• **WHAT YOU SHOULD DO**:
Give the listing again word for word. Skip the pictures.
··· DATASET ENTRIES
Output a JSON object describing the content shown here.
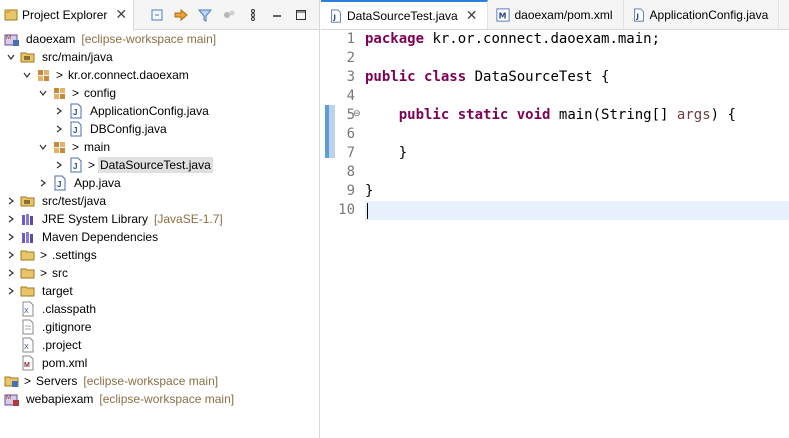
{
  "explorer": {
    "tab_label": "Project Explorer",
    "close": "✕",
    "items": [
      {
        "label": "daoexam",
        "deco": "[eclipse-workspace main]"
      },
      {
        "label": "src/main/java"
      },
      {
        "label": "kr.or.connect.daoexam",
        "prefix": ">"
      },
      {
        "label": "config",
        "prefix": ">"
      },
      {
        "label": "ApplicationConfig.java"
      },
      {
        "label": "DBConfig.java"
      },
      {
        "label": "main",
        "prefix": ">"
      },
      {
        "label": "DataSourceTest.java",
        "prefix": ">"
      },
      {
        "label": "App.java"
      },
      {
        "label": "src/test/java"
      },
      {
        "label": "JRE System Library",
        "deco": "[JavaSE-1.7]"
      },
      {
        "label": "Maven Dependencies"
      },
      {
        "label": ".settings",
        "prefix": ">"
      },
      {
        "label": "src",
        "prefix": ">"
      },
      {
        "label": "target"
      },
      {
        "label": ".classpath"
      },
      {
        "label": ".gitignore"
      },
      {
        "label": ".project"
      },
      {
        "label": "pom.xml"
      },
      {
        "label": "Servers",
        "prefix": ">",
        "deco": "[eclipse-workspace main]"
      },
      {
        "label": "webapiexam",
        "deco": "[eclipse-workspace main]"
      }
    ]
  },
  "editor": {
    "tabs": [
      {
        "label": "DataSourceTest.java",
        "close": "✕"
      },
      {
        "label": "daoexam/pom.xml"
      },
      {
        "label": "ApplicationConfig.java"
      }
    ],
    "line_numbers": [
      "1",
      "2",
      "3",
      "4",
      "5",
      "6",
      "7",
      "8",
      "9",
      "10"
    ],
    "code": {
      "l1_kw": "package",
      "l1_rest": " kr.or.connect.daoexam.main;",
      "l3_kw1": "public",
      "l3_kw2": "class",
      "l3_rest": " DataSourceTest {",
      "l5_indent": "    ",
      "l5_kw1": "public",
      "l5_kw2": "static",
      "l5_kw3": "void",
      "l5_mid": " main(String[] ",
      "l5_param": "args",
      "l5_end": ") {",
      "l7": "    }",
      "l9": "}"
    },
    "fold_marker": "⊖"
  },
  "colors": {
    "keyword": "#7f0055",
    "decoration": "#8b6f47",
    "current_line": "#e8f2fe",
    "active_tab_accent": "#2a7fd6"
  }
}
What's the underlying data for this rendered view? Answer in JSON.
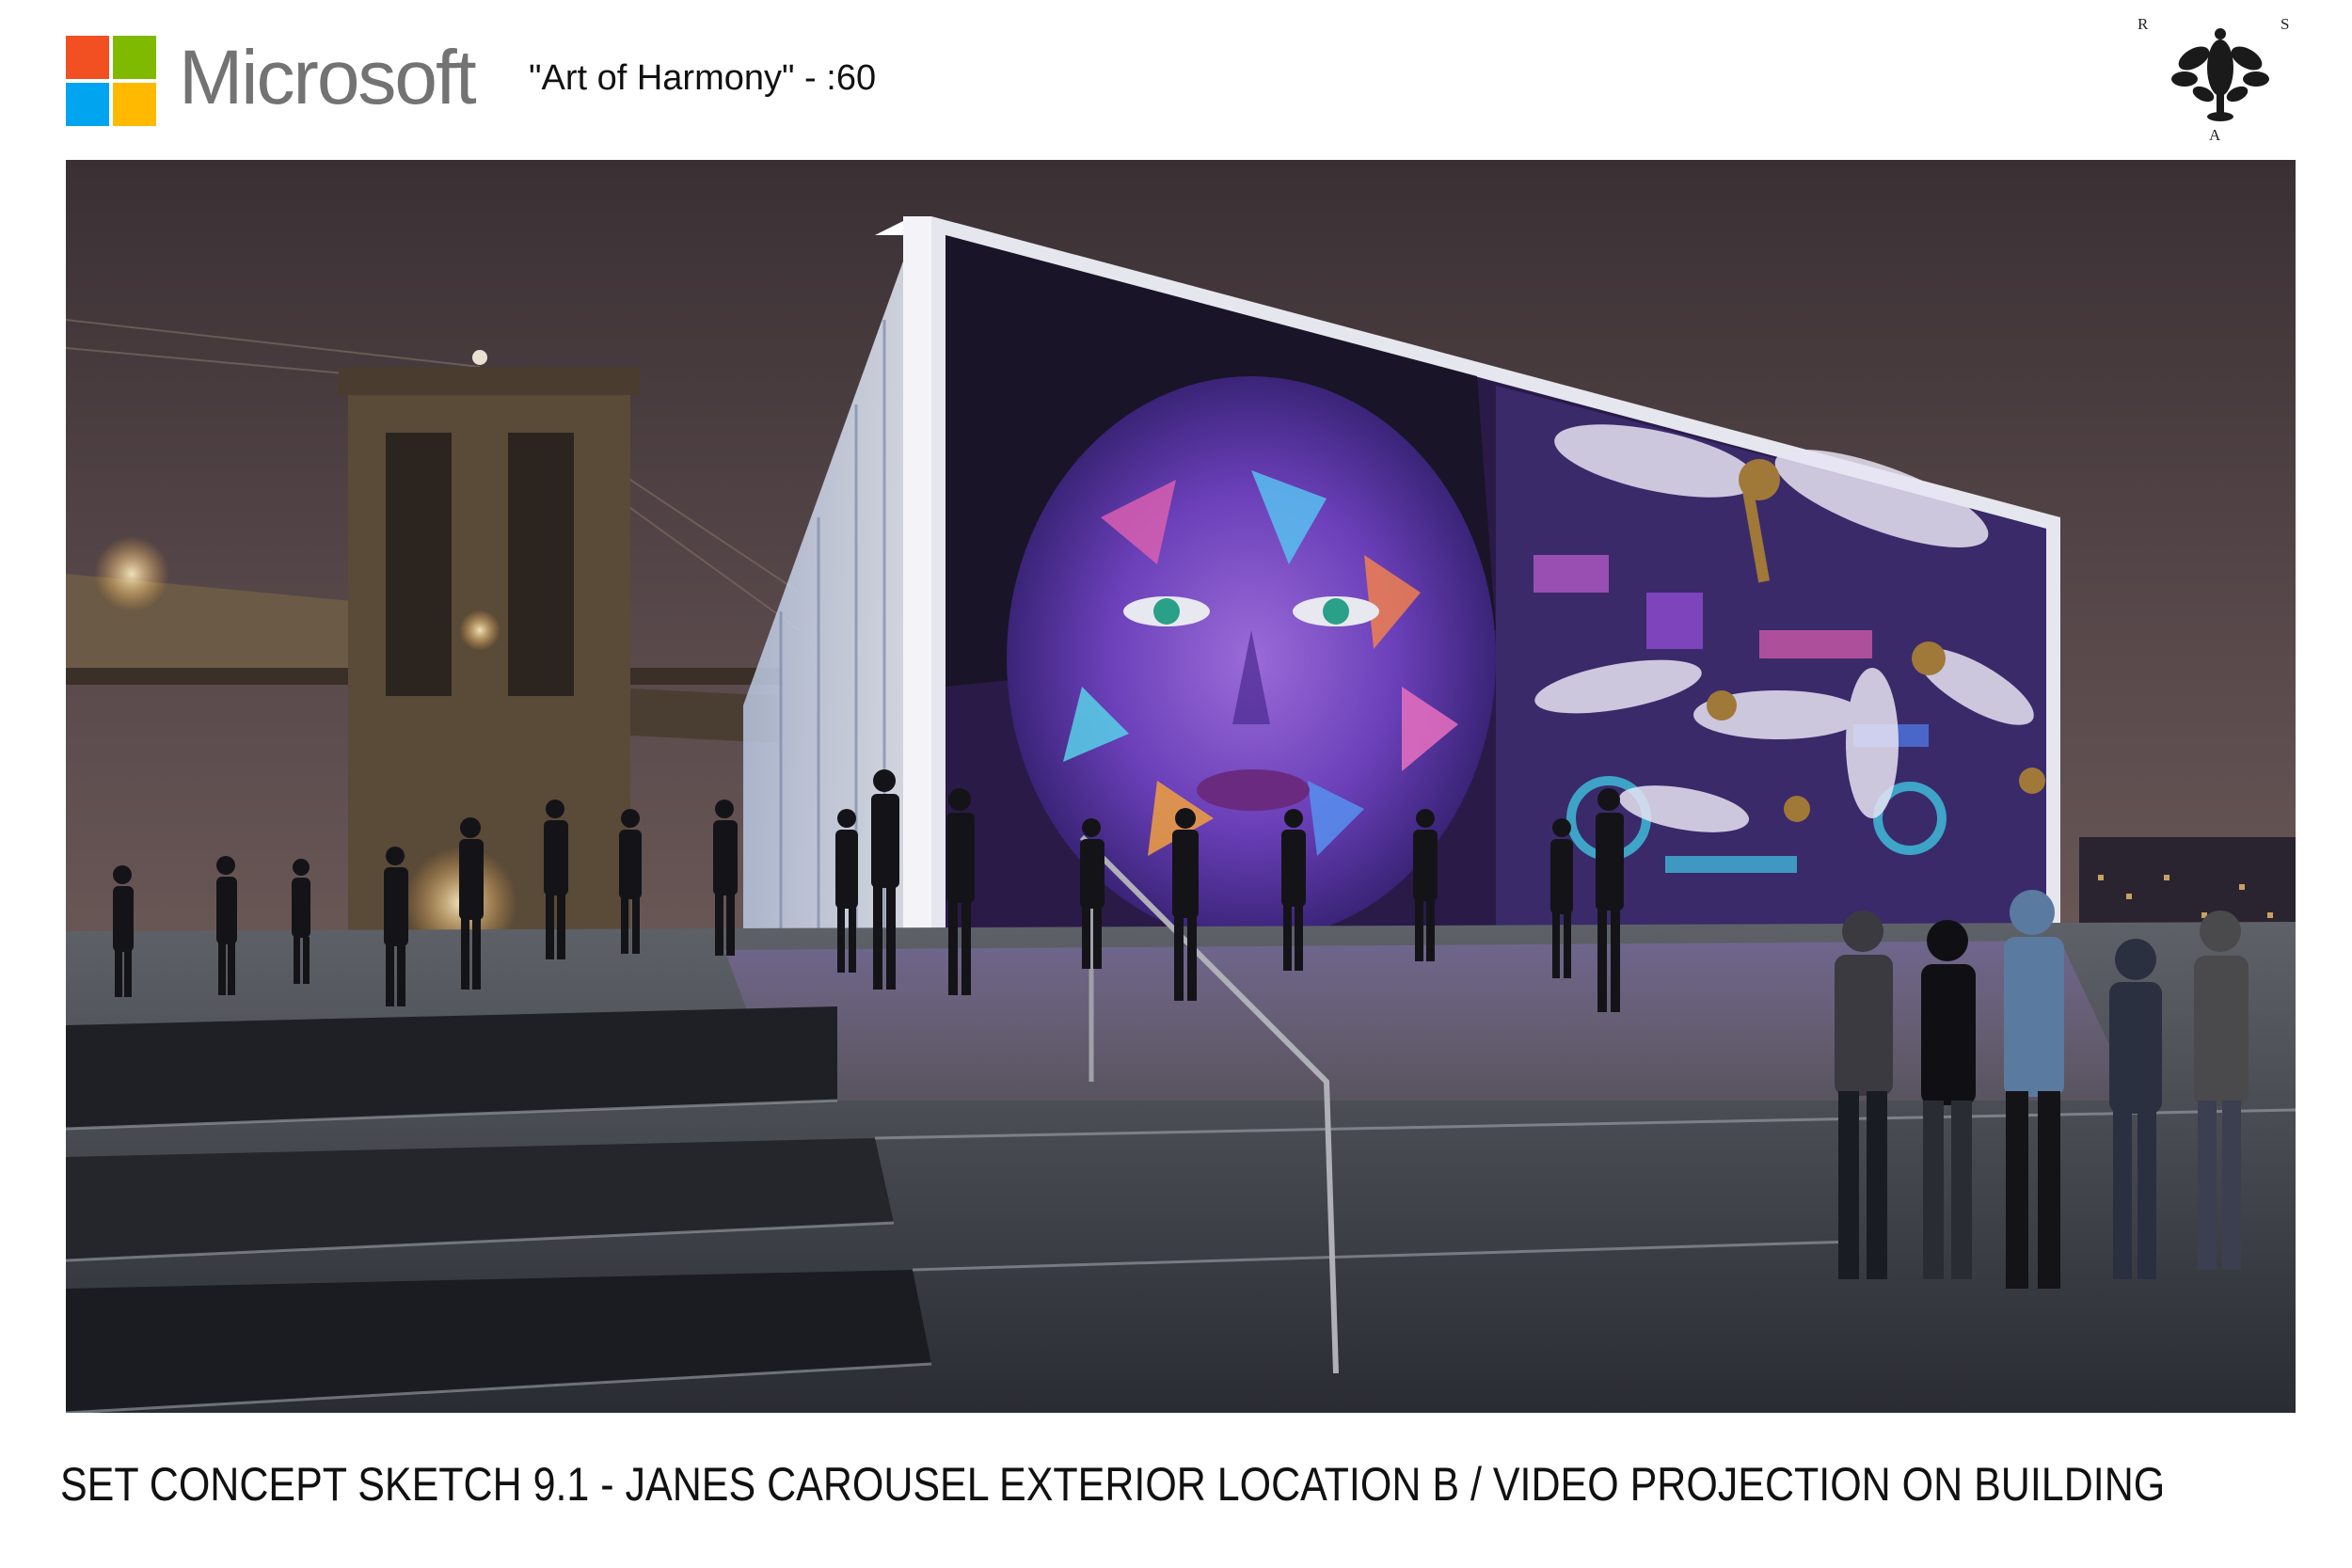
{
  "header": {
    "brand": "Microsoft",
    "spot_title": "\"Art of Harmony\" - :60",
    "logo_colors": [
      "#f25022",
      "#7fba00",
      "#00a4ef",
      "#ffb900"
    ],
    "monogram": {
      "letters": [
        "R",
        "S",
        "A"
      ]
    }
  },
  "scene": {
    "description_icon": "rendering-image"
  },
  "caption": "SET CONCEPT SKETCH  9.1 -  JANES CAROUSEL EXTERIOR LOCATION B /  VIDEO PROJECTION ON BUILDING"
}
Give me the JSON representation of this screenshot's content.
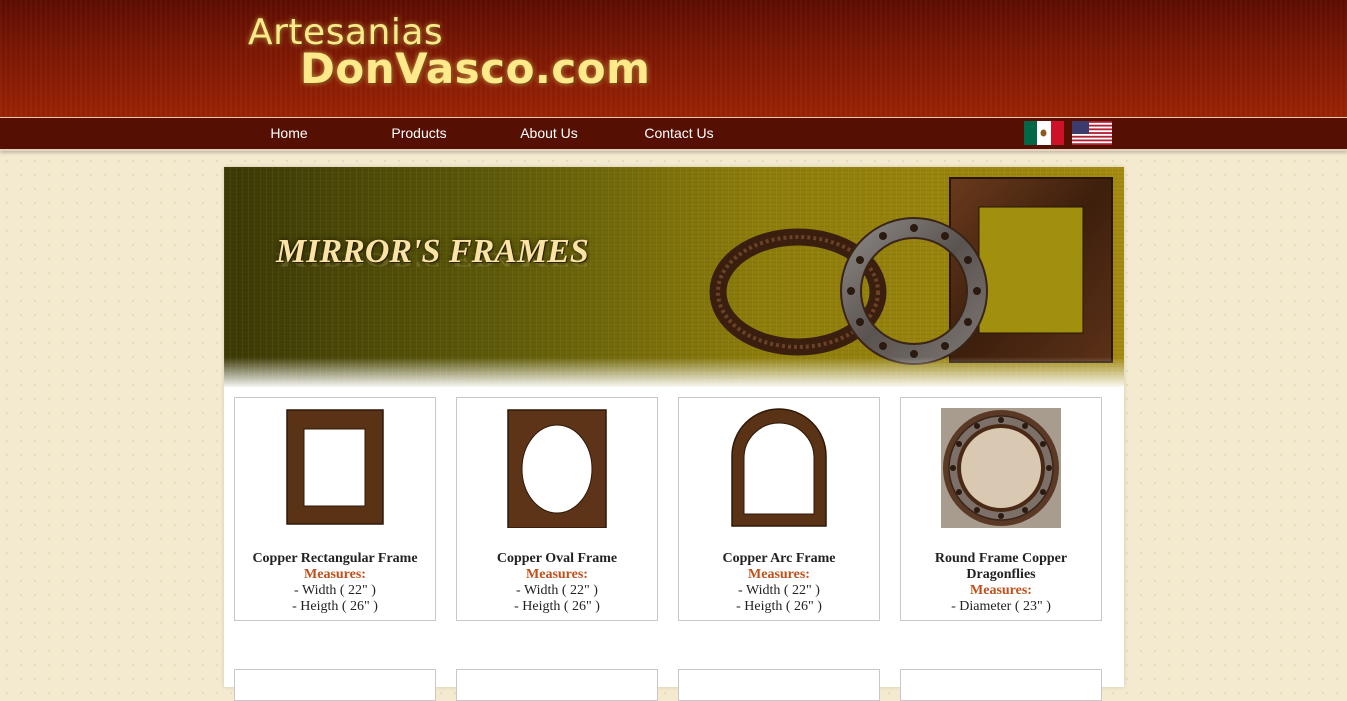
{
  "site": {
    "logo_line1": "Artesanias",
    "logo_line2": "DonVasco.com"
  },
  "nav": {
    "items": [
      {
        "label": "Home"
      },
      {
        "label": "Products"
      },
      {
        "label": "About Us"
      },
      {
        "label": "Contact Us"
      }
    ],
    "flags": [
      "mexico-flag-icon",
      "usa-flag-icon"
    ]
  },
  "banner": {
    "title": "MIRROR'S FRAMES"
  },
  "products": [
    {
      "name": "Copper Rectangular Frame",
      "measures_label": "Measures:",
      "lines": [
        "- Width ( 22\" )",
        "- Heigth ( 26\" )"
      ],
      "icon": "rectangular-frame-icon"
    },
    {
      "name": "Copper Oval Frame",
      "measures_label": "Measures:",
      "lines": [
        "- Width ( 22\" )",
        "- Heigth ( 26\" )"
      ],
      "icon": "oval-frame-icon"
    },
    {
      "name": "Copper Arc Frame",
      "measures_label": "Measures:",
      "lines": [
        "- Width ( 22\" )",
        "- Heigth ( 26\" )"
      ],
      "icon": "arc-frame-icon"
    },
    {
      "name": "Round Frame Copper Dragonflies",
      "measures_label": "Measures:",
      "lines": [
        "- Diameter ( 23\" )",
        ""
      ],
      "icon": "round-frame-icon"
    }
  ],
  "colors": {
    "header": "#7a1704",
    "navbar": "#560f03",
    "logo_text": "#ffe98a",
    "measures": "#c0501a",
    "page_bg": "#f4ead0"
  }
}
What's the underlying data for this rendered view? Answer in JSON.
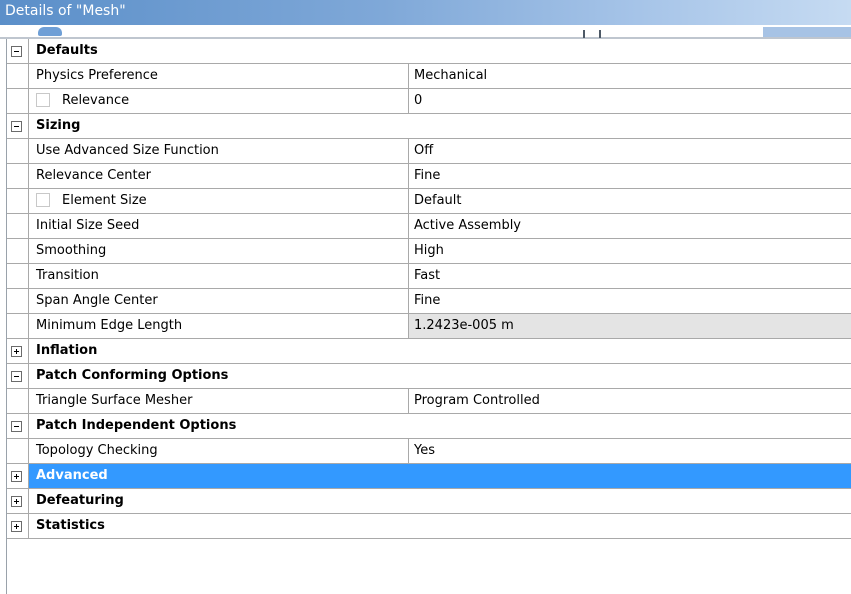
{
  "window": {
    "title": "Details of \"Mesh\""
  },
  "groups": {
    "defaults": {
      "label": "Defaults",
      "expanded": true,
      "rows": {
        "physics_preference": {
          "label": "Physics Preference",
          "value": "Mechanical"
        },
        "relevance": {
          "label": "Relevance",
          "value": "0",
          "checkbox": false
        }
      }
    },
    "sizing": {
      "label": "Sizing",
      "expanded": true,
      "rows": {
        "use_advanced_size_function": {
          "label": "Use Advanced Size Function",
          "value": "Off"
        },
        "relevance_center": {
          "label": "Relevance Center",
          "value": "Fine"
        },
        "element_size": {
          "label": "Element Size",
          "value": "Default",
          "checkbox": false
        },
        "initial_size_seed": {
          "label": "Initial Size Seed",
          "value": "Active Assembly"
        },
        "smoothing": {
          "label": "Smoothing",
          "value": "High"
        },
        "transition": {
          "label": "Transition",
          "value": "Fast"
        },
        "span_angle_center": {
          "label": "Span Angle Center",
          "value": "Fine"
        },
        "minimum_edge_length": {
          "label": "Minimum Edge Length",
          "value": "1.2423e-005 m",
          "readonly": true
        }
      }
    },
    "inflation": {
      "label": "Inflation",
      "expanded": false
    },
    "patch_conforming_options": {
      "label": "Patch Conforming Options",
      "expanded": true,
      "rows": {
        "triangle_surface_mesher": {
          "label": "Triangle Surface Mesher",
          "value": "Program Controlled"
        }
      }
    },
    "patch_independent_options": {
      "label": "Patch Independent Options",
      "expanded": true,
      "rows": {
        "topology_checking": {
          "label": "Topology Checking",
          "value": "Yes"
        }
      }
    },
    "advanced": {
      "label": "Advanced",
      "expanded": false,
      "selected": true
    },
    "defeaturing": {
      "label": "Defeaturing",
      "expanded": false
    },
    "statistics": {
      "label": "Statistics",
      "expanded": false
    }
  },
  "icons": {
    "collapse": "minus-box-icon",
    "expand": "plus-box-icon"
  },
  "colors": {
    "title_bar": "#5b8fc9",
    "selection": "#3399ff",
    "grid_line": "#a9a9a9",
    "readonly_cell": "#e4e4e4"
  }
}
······
• **SOLUTION BELOW**:
Output a JSON object describing the content shown here.
{
  "explorer": {
    "tab_label": "Project Explorer",
    "close": "✕",
    "items": [
      {
        "label": "daoexam",
        "deco": "[eclipse-workspace main]"
      },
      {
        "label": "src/main/java"
      },
      {
        "label": "kr.or.connect.daoexam",
        "prefix": ">"
      },
      {
        "label": "config",
        "prefix": ">"
      },
      {
        "label": "ApplicationConfig.java"
      },
      {
        "label": "DBConfig.java"
      },
      {
        "label": "main",
        "prefix": ">"
      },
      {
        "label": "DataSourceTest.java",
        "prefix": ">"
      },
      {
        "label": "App.java"
      },
      {
        "label": "src/test/java"
      },
      {
        "label": "JRE System Library",
        "deco": "[JavaSE-1.7]"
      },
      {
        "label": "Maven Dependencies"
      },
      {
        "label": ".settings",
        "prefix": ">"
      },
      {
        "label": "src",
        "prefix": ">"
      },
      {
        "label": "target"
      },
      {
        "label": ".classpath"
      },
      {
        "label": ".gitignore"
      },
      {
        "label": ".project"
      },
      {
        "label": "pom.xml"
      },
      {
        "label": "Servers",
        "prefix": ">",
        "deco": "[eclipse-workspace main]"
      },
      {
        "label": "webapiexam",
        "deco": "[eclipse-workspace main]"
      }
    ]
  },
  "editor": {
    "tabs": [
      {
        "label": "DataSourceTest.java",
        "close": "✕"
      },
      {
        "label": "daoexam/pom.xml"
      },
      {
        "label": "ApplicationConfig.java"
      }
    ],
    "line_numbers": [
      "1",
      "2",
      "3",
      "4",
      "5",
      "6",
      "7",
      "8",
      "9",
      "10"
    ],
    "code": {
      "l1_kw": "package",
      "l1_rest": " kr.or.connect.daoexam.main;",
      "l3_kw1": "public",
      "l3_kw2": "class",
      "l3_rest": " DataSourceTest {",
      "l5_indent": "    ",
      "l5_kw1": "public",
      "l5_kw2": "static",
      "l5_kw3": "void",
      "l5_mid": " main(String[] ",
      "l5_param": "args",
      "l5_end": ") {",
      "l7": "    }",
      "l9": "}"
    },
    "fold_marker": "⊖"
  },
  "colors": {
    "keyword": "#7f0055",
    "decoration": "#8b6f47",
    "current_line": "#e8f2fe",
    "active_tab_accent": "#2a7fd6"
  }
}
What's the underlying data for this rendered view? Answer in JSON.
{
  "header": {
    "brand": "Microsoft",
    "spot_title": "\"Art of Harmony\" - :60",
    "logo_colors": [
      "#f25022",
      "#7fba00",
      "#00a4ef",
      "#ffb900"
    ],
    "monogram": {
      "letters": [
        "R",
        "S",
        "A"
      ]
    }
  },
  "scene": {
    "description_icon": "rendering-image"
  },
  "caption": "SET CONCEPT SKETCH  9.1 -  JANES CAROUSEL EXTERIOR LOCATION B /  VIDEO PROJECTION ON BUILDING"
}
Give me the JSON representation of this screenshot's content.
{
  "site": {
    "logo_line1": "Artesanias",
    "logo_line2": "DonVasco.com"
  },
  "nav": {
    "items": [
      {
        "label": "Home"
      },
      {
        "label": "Products"
      },
      {
        "label": "About Us"
      },
      {
        "label": "Contact Us"
      }
    ],
    "flags": [
      "mexico-flag-icon",
      "usa-flag-icon"
    ]
  },
  "banner": {
    "title": "MIRROR'S FRAMES"
  },
  "products": [
    {
      "name": "Copper Rectangular Frame",
      "measures_label": "Measures:",
      "lines": [
        "- Width ( 22\" )",
        "- Heigth ( 26\" )"
      ],
      "icon": "rectangular-frame-icon"
    },
    {
      "name": "Copper Oval Frame",
      "measures_label": "Measures:",
      "lines": [
        "- Width ( 22\" )",
        "- Heigth ( 26\" )"
      ],
      "icon": "oval-frame-icon"
    },
    {
      "name": "Copper Arc Frame",
      "measures_label": "Measures:",
      "lines": [
        "- Width ( 22\" )",
        "- Heigth ( 26\" )"
      ],
      "icon": "arc-frame-icon"
    },
    {
      "name": "Round Frame Copper Dragonflies",
      "measures_label": "Measures:",
      "lines": [
        "- Diameter ( 23\" )",
        ""
      ],
      "icon": "round-frame-icon"
    }
  ],
  "colors": {
    "header": "#7a1704",
    "navbar": "#560f03",
    "logo_text": "#ffe98a",
    "measures": "#c0501a",
    "page_bg": "#f4ead0"
  }
}
What's the underlying data for this rendered view? Answer in JSON.
{
  "window": {
    "title": "Details of \"Mesh\""
  },
  "groups": {
    "defaults": {
      "label": "Defaults",
      "expanded": true,
      "rows": {
        "physics_preference": {
          "label": "Physics Preference",
          "value": "Mechanical"
        },
        "relevance": {
          "label": "Relevance",
          "value": "0",
          "checkbox": false
        }
      }
    },
    "sizing": {
      "label": "Sizing",
      "expanded": true,
      "rows": {
        "use_advanced_size_function": {
          "label": "Use Advanced Size Function",
          "value": "Off"
        },
        "relevance_center": {
          "label": "Relevance Center",
          "value": "Fine"
        },
        "element_size": {
          "label": "Element Size",
          "value": "Default",
          "checkbox": false
        },
        "initial_size_seed": {
          "label": "Initial Size Seed",
          "value": "Active Assembly"
        },
        "smoothing": {
          "label": "Smoothing",
          "value": "High"
        },
        "transition": {
          "label": "Transition",
          "value": "Fast"
        },
        "span_angle_center": {
          "label": "Span Angle Center",
          "value": "Fine"
        },
        "minimum_edge_length": {
          "label": "Minimum Edge Length",
          "value": "1.2423e-005 m",
          "readonly": true
        }
      }
    },
    "inflation": {
      "label": "Inflation",
      "expanded": false
    },
    "patch_conforming_options": {
      "label": "Patch Conforming Options",
      "expanded": true,
      "rows": {
        "triangle_surface_mesher": {
          "label": "Triangle Surface Mesher",
          "value": "Program Controlled"
        }
      }
    },
    "patch_independent_options": {
      "label": "Patch Independent Options",
      "expanded": true,
      "rows": {
        "topology_checking": {
          "label": "Topology Checking",
          "value": "Yes"
        }
      }
    },
    "advanced": {
      "label": "Advanced",
      "expanded": false,
      "selected": true
    },
    "defeaturing": {
      "label": "Defeaturing",
      "expanded": false
    },
    "statistics": {
      "label": "Statistics",
      "expanded": false
    }
  },
  "icons": {
    "collapse": "minus-box-icon",
    "expand": "plus-box-icon"
  },
  "colors": {
    "title_bar": "#5b8fc9",
    "selection": "#3399ff",
    "grid_line": "#a9a9a9",
    "readonly_cell": "#e4e4e4"
  }
}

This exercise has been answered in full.